--- Task objective ---
Leave every entry as it is and write the data out in full.

--- Supplied records ---
++++++

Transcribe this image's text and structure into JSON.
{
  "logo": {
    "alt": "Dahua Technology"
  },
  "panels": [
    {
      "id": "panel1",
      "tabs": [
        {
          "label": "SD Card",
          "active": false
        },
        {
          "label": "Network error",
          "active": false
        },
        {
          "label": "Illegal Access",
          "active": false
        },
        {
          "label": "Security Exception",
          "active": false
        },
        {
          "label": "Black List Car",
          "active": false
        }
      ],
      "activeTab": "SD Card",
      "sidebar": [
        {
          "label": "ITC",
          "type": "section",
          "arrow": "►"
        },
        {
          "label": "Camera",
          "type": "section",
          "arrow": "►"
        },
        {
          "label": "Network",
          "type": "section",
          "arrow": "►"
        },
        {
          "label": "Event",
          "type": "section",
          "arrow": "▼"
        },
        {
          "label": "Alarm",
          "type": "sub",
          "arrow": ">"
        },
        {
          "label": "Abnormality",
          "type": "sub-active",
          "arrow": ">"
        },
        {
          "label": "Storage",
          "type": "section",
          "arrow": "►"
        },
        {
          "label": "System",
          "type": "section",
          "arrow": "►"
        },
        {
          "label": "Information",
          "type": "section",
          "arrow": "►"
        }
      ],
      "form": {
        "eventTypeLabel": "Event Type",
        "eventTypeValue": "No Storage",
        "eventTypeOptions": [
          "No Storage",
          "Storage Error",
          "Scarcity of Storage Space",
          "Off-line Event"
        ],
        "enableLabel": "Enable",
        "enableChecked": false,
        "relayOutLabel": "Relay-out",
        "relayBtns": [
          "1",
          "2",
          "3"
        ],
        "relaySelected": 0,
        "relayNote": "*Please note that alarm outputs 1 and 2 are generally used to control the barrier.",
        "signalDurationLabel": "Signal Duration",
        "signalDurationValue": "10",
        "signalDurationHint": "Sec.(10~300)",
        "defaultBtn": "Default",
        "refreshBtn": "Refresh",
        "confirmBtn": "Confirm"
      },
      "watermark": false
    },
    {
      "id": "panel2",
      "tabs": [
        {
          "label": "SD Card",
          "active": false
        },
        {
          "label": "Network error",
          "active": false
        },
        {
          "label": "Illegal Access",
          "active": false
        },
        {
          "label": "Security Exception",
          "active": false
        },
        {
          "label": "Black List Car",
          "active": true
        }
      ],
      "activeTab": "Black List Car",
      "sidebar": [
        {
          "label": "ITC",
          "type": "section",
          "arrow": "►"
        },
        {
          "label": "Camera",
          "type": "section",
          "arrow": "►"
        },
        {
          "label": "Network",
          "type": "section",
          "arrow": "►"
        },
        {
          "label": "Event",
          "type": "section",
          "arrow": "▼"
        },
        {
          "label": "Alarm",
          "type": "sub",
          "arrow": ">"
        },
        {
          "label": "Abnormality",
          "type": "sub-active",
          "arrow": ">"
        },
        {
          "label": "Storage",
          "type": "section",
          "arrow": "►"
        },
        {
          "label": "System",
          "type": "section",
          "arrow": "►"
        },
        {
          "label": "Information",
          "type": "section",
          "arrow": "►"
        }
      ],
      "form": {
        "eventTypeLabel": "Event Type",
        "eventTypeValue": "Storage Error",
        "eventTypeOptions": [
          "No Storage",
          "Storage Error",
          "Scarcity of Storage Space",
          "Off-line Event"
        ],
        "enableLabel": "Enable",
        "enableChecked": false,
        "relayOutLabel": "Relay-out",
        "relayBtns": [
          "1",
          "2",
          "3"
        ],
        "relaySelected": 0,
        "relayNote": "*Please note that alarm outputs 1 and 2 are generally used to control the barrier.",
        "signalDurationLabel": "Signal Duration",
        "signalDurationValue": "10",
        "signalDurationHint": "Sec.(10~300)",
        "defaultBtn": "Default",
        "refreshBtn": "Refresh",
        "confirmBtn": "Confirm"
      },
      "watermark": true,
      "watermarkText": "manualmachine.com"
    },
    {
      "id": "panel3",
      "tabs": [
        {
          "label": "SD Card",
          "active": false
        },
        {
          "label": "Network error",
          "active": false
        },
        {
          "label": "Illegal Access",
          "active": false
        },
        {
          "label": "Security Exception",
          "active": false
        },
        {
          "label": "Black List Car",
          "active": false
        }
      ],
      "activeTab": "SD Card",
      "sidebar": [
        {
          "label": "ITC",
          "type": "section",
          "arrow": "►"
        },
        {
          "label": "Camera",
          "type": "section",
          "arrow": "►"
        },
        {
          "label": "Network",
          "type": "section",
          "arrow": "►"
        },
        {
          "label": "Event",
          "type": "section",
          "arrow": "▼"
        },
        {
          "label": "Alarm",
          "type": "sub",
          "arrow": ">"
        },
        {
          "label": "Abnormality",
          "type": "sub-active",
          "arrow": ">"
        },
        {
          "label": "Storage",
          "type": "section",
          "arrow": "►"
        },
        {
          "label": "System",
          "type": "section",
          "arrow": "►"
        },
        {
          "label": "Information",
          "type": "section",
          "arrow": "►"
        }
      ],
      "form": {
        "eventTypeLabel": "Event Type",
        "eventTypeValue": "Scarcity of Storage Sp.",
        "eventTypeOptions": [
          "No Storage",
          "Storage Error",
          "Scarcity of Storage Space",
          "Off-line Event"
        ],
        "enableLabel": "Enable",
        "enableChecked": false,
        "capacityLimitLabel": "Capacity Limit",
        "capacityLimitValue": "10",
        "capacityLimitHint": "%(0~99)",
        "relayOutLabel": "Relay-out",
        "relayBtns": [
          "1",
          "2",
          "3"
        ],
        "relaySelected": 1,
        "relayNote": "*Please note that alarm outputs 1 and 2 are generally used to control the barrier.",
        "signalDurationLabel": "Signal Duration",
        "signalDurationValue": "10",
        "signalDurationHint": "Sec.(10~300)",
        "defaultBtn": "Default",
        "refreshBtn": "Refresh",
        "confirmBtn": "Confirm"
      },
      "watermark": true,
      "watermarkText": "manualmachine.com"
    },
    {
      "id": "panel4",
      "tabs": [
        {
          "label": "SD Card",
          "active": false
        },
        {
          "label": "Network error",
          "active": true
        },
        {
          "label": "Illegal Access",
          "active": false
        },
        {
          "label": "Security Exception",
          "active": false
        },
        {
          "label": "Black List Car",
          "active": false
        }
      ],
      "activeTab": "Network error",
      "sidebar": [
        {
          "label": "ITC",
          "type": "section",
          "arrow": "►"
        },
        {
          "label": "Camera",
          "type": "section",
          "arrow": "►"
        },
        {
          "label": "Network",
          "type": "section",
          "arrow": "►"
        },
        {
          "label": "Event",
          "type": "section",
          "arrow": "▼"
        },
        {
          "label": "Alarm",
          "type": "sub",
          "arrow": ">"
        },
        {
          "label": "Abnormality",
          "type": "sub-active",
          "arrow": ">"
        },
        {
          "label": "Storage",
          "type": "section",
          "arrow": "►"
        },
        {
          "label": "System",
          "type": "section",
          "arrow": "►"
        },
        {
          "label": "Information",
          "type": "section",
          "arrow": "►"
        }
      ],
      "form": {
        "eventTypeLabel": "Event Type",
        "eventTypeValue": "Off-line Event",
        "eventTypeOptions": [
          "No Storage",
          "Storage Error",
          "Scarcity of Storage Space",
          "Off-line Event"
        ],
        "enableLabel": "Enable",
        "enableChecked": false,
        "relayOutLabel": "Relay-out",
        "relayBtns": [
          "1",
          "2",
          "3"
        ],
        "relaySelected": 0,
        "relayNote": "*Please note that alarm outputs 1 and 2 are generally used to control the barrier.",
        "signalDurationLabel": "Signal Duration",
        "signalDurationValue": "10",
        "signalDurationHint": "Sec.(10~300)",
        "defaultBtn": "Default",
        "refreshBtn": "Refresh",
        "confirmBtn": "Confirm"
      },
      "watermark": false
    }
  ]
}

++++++

--- Task response ---
Transcribe this image's text and structure into JSON.
{
  "logo": {
    "alt": "Dahua Technology"
  },
  "panels": [
    {
      "id": "panel1",
      "tabs": [
        {
          "label": "SD Card",
          "active": false
        },
        {
          "label": "Network error",
          "active": false
        },
        {
          "label": "Illegal Access",
          "active": false
        },
        {
          "label": "Security Exception",
          "active": false
        },
        {
          "label": "Black List Car",
          "active": false
        }
      ],
      "activeTab": "SD Card",
      "sidebar": [
        {
          "label": "ITC",
          "type": "section",
          "arrow": "►"
        },
        {
          "label": "Camera",
          "type": "section",
          "arrow": "►"
        },
        {
          "label": "Network",
          "type": "section",
          "arrow": "►"
        },
        {
          "label": "Event",
          "type": "section",
          "arrow": "▼"
        },
        {
          "label": "Alarm",
          "type": "sub",
          "arrow": ">"
        },
        {
          "label": "Abnormality",
          "type": "sub-active",
          "arrow": ">"
        },
        {
          "label": "Storage",
          "type": "section",
          "arrow": "►"
        },
        {
          "label": "System",
          "type": "section",
          "arrow": "►"
        },
        {
          "label": "Information",
          "type": "section",
          "arrow": "►"
        }
      ],
      "form": {
        "eventTypeLabel": "Event Type",
        "eventTypeValue": "No Storage",
        "eventTypeOptions": [
          "No Storage",
          "Storage Error",
          "Scarcity of Storage Space",
          "Off-line Event"
        ],
        "enableLabel": "Enable",
        "enableChecked": false,
        "relayOutLabel": "Relay-out",
        "relayBtns": [
          "1",
          "2",
          "3"
        ],
        "relaySelected": 0,
        "relayNote": "*Please note that alarm outputs 1 and 2 are generally used to control the barrier.",
        "signalDurationLabel": "Signal Duration",
        "signalDurationValue": "10",
        "signalDurationHint": "Sec.(10~300)",
        "defaultBtn": "Default",
        "refreshBtn": "Refresh",
        "confirmBtn": "Confirm"
      },
      "watermark": false
    },
    {
      "id": "panel2",
      "tabs": [
        {
          "label": "SD Card",
          "active": false
        },
        {
          "label": "Network error",
          "active": false
        },
        {
          "label": "Illegal Access",
          "active": false
        },
        {
          "label": "Security Exception",
          "active": false
        },
        {
          "label": "Black List Car",
          "active": true
        }
      ],
      "activeTab": "Black List Car",
      "sidebar": [
        {
          "label": "ITC",
          "type": "section",
          "arrow": "►"
        },
        {
          "label": "Camera",
          "type": "section",
          "arrow": "►"
        },
        {
          "label": "Network",
          "type": "section",
          "arrow": "►"
        },
        {
          "label": "Event",
          "type": "section",
          "arrow": "▼"
        },
        {
          "label": "Alarm",
          "type": "sub",
          "arrow": ">"
        },
        {
          "label": "Abnormality",
          "type": "sub-active",
          "arrow": ">"
        },
        {
          "label": "Storage",
          "type": "section",
          "arrow": "►"
        },
        {
          "label": "System",
          "type": "section",
          "arrow": "►"
        },
        {
          "label": "Information",
          "type": "section",
          "arrow": "►"
        }
      ],
      "form": {
        "eventTypeLabel": "Event Type",
        "eventTypeValue": "Storage Error",
        "eventTypeOptions": [
          "No Storage",
          "Storage Error",
          "Scarcity of Storage Space",
          "Off-line Event"
        ],
        "enableLabel": "Enable",
        "enableChecked": false,
        "relayOutLabel": "Relay-out",
        "relayBtns": [
          "1",
          "2",
          "3"
        ],
        "relaySelected": 0,
        "relayNote": "*Please note that alarm outputs 1 and 2 are generally used to control the barrier.",
        "signalDurationLabel": "Signal Duration",
        "signalDurationValue": "10",
        "signalDurationHint": "Sec.(10~300)",
        "defaultBtn": "Default",
        "refreshBtn": "Refresh",
        "confirmBtn": "Confirm"
      },
      "watermark": true,
      "watermarkText": "manualmachine.com"
    },
    {
      "id": "panel3",
      "tabs": [
        {
          "label": "SD Card",
          "active": false
        },
        {
          "label": "Network error",
          "active": false
        },
        {
          "label": "Illegal Access",
          "active": false
        },
        {
          "label": "Security Exception",
          "active": false
        },
        {
          "label": "Black List Car",
          "active": false
        }
      ],
      "activeTab": "SD Card",
      "sidebar": [
        {
          "label": "ITC",
          "type": "section",
          "arrow": "►"
        },
        {
          "label": "Camera",
          "type": "section",
          "arrow": "►"
        },
        {
          "label": "Network",
          "type": "section",
          "arrow": "►"
        },
        {
          "label": "Event",
          "type": "section",
          "arrow": "▼"
        },
        {
          "label": "Alarm",
          "type": "sub",
          "arrow": ">"
        },
        {
          "label": "Abnormality",
          "type": "sub-active",
          "arrow": ">"
        },
        {
          "label": "Storage",
          "type": "section",
          "arrow": "►"
        },
        {
          "label": "System",
          "type": "section",
          "arrow": "►"
        },
        {
          "label": "Information",
          "type": "section",
          "arrow": "►"
        }
      ],
      "form": {
        "eventTypeLabel": "Event Type",
        "eventTypeValue": "Scarcity of Storage Sp.",
        "eventTypeOptions": [
          "No Storage",
          "Storage Error",
          "Scarcity of Storage Space",
          "Off-line Event"
        ],
        "enableLabel": "Enable",
        "enableChecked": false,
        "capacityLimitLabel": "Capacity Limit",
        "capacityLimitValue": "10",
        "capacityLimitHint": "%(0~99)",
        "relayOutLabel": "Relay-out",
        "relayBtns": [
          "1",
          "2",
          "3"
        ],
        "relaySelected": 1,
        "relayNote": "*Please note that alarm outputs 1 and 2 are generally used to control the barrier.",
        "signalDurationLabel": "Signal Duration",
        "signalDurationValue": "10",
        "signalDurationHint": "Sec.(10~300)",
        "defaultBtn": "Default",
        "refreshBtn": "Refresh",
        "confirmBtn": "Confirm"
      },
      "watermark": true,
      "watermarkText": "manualmachine.com"
    },
    {
      "id": "panel4",
      "tabs": [
        {
          "label": "SD Card",
          "active": false
        },
        {
          "label": "Network error",
          "active": true
        },
        {
          "label": "Illegal Access",
          "active": false
        },
        {
          "label": "Security Exception",
          "active": false
        },
        {
          "label": "Black List Car",
          "active": false
        }
      ],
      "activeTab": "Network error",
      "sidebar": [
        {
          "label": "ITC",
          "type": "section",
          "arrow": "►"
        },
        {
          "label": "Camera",
          "type": "section",
          "arrow": "►"
        },
        {
          "label": "Network",
          "type": "section",
          "arrow": "►"
        },
        {
          "label": "Event",
          "type": "section",
          "arrow": "▼"
        },
        {
          "label": "Alarm",
          "type": "sub",
          "arrow": ">"
        },
        {
          "label": "Abnormality",
          "type": "sub-active",
          "arrow": ">"
        },
        {
          "label": "Storage",
          "type": "section",
          "arrow": "►"
        },
        {
          "label": "System",
          "type": "section",
          "arrow": "►"
        },
        {
          "label": "Information",
          "type": "section",
          "arrow": "►"
        }
      ],
      "form": {
        "eventTypeLabel": "Event Type",
        "eventTypeValue": "Off-line Event",
        "eventTypeOptions": [
          "No Storage",
          "Storage Error",
          "Scarcity of Storage Space",
          "Off-line Event"
        ],
        "enableLabel": "Enable",
        "enableChecked": false,
        "relayOutLabel": "Relay-out",
        "relayBtns": [
          "1",
          "2",
          "3"
        ],
        "relaySelected": 0,
        "relayNote": "*Please note that alarm outputs 1 and 2 are generally used to control the barrier.",
        "signalDurationLabel": "Signal Duration",
        "signalDurationValue": "10",
        "signalDurationHint": "Sec.(10~300)",
        "defaultBtn": "Default",
        "refreshBtn": "Refresh",
        "confirmBtn": "Confirm"
      },
      "watermark": false
    }
  ]
}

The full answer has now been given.